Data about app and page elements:

┄┄┄┄┄┄┄┄┄┄┄┄┄┄┄┄┄┄┄┄

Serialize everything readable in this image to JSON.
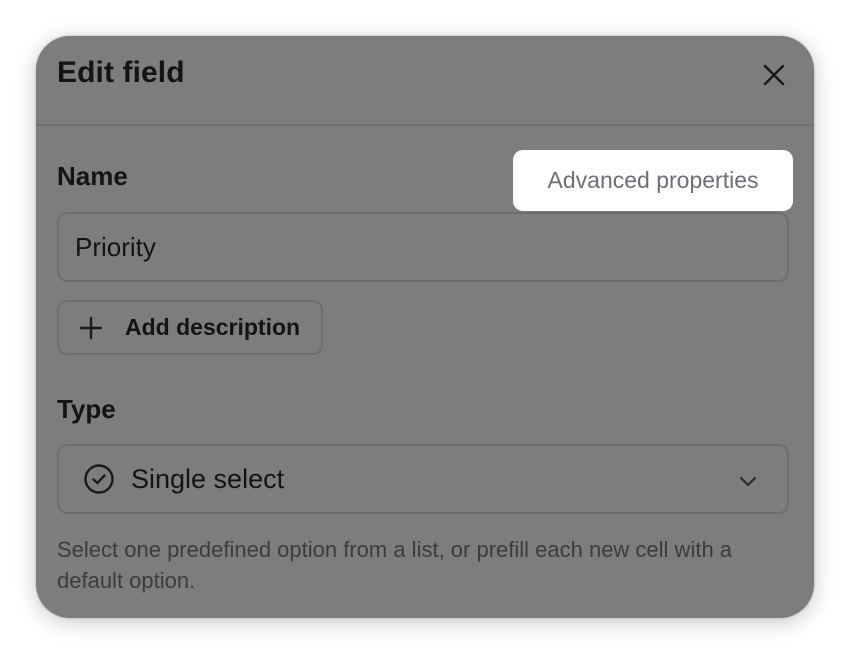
{
  "dialog": {
    "title": "Edit field",
    "close_icon": "close-icon"
  },
  "name_section": {
    "label": "Name",
    "advanced_properties_label": "Advanced properties",
    "input_value": "Priority",
    "add_description_label": "Add description",
    "add_icon": "plus-icon"
  },
  "type_section": {
    "label": "Type",
    "selected_value": "Single select",
    "selected_icon": "check-circle-icon",
    "dropdown_icon": "chevron-down-icon",
    "help_text": "Select one predefined option from a list, or prefill each new cell with a default option."
  },
  "colors": {
    "overlay": "#7d7d7d",
    "highlight": "#ffffff",
    "text": "#141414",
    "muted_text": "#6b6f76"
  }
}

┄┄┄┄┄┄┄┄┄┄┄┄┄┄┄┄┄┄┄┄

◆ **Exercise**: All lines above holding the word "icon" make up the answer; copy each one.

◆ **Answer space**:
    "close_icon": "close-icon"
    "add_icon": "plus-icon"
    "selected_icon": "check-circle-icon",
    "dropdown_icon": "chevron-down-icon",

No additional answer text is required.